The uncertainty was unbearable, but when I finally got a surgery date I felt more relaxed. I did a good job of remaining positive and often I laughed the situation off (which is my bizarre coping mechanism). When asked if I was scared about it, my answer was often no, and that I was more afraid of the scar I would be left with afterwards. Driving to the hospital knowing I was going to have this big operation was a bizarre feeling. It went as well as possible, with only one night in intensive care but whilst there I had a panic attack. It was a lot more difficult to breathe than expected and I was really scared. I got moved the next day to my own room and managed to stand up the same day. I had to do breathing exercises and my shoulders curled protectively around my scar, making me hunched over. I had to do multiple walks along the corridor a day and the drugs made me sick, making sleeping through the night hard. Visiting ended at 8pm, meaning I spent a lot of time on my own. Everyone else on the ward was above the age of 50 or so, making me feel even more so like I shouldn’t be there.
The first time I saw my scar I cried instantly. Many tried to comfort me saying it was my ‘war wound’ and a representation of ‘how much I’ve overcome’, but I felt like I was previously healthy and that this scar (and operation) was unnecessary as I wasn’t battling or overcoming anything. Being 22, I felt like I am in ‘my prime’ and that this is the time of my life I should be looking my best and wearing whatever I wanted, and I felt like that had been ripped away from me.
I got released from hospital 5 days later. I weened myself off the painkillers within a week or two and tried to get back to normal as soon as I could though I struggled with concentration and my memory. One month after the surgery was my birthday, where I went to the pub and had a party the following day. I chose this time to reveal my scar, as I had made the decision that it was not going to dictate what I wear and that if it was going to be there forever then I might as well start as I mean to go on. I decided I wanted to be as open as possible, so I could be the person for someone else struggling to talk to, something I really think would’ve helped me at the time.

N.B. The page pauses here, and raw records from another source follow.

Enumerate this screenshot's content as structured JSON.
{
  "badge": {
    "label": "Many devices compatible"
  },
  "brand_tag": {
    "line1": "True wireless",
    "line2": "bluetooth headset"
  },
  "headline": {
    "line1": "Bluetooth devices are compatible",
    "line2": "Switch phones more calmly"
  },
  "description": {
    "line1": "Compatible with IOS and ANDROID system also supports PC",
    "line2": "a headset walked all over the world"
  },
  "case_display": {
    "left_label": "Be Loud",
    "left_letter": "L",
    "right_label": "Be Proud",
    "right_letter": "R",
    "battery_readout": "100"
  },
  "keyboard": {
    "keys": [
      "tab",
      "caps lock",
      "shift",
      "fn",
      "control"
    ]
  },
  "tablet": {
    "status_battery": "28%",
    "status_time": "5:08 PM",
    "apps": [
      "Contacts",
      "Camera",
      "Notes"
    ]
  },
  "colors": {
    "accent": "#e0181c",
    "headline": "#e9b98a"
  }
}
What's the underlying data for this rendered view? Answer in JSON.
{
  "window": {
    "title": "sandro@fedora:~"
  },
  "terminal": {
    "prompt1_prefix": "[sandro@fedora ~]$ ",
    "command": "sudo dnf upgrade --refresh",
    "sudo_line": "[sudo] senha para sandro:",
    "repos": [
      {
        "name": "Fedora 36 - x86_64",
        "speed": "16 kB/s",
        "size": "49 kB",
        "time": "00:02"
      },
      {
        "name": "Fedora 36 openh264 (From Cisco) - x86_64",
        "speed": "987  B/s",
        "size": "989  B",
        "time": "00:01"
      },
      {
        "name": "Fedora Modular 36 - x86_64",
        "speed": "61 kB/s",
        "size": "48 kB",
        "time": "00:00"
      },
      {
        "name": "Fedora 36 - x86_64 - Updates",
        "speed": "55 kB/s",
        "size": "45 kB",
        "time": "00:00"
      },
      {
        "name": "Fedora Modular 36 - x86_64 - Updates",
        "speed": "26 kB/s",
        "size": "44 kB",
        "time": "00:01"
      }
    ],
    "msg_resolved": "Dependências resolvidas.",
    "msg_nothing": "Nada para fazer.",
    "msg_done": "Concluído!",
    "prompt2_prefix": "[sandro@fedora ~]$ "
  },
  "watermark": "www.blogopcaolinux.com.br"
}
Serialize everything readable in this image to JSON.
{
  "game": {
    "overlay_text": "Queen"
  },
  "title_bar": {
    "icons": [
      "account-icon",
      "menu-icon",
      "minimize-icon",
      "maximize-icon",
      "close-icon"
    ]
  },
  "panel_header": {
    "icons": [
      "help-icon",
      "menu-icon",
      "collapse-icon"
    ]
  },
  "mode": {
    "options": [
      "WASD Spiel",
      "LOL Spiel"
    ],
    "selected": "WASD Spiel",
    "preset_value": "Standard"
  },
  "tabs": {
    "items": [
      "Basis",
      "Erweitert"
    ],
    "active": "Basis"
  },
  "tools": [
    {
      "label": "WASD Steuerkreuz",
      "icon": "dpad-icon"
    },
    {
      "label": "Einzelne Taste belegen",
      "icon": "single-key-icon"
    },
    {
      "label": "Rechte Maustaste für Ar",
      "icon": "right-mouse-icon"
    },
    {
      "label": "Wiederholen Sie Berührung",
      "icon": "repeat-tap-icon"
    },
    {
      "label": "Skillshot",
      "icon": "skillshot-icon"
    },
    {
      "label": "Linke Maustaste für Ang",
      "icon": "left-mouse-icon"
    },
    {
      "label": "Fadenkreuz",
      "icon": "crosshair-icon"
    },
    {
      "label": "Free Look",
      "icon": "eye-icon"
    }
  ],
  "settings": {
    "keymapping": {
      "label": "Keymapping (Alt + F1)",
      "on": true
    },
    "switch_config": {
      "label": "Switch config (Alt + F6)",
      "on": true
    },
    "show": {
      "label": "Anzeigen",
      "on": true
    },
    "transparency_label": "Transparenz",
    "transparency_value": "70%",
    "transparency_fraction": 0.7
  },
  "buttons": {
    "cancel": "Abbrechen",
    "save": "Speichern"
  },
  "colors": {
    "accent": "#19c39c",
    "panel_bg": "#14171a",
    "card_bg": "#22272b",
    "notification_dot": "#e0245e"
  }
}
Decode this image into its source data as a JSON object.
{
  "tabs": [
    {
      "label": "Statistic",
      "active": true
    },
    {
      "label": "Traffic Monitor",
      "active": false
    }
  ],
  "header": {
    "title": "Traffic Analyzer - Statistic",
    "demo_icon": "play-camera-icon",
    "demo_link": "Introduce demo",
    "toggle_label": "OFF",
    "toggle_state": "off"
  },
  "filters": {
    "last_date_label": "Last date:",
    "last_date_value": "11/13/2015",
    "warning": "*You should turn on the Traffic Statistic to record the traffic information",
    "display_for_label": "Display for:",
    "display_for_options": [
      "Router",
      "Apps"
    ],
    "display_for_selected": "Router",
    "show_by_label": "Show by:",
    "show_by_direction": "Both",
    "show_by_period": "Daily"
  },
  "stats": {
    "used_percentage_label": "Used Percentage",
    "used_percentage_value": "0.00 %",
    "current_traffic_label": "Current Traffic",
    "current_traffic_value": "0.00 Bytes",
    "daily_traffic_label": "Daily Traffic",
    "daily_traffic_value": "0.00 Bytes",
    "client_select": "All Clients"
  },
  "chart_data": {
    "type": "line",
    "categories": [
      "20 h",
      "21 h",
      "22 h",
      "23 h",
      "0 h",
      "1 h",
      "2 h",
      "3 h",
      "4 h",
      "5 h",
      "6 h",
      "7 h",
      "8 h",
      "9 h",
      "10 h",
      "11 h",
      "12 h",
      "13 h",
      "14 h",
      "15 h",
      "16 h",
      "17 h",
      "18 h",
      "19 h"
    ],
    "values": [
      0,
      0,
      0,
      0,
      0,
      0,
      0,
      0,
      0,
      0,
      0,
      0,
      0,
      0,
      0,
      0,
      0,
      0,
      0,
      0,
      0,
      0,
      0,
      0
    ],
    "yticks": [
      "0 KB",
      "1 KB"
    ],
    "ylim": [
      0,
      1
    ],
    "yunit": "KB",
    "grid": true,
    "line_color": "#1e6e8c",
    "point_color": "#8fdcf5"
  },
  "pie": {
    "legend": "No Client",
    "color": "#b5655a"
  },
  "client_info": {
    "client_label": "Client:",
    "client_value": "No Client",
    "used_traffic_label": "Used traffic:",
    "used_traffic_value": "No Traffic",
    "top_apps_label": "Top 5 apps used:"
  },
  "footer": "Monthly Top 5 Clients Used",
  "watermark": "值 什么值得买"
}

Since then, I attended cardiac rehab, the group of which consisted of me and 7 men, a minimum of 30 years older than me each. They were nice and it was great to talk to people with similar stories, however I got many looks and questions as it was evident I didn’t fit in. It reinforced even further how I felt like I was so unlucky that this happened to me at this age and how I will always feel like a bit of an anomaly. I also took part in a research study, again told there was no one around my age, but I felt as though I was helping and that it was important for me to do it. I kept a log of my scars progress, to remind and convince myself that it was improving with time.
I was determined to progress with my life plan, leaving this whole chapter behind me. I did my course of rehab, finished my research study, got a job in PR and booked my travelling (which has now been cancelled due to coronavirus but that’s a rant for another day!). Now 6 months on, I still struggle with my appearance since the operation and don’t think I have processed all of the emotions and things that happened to me that year.
Though I don’t yet love my scar, I am so thankful to be healthy and as time passes, I become more appreciative of the fact that the operation was able to prevent something worse. I am back to normal, I am more confident every day and I am eager for other young people to know of stories like mine to relate to.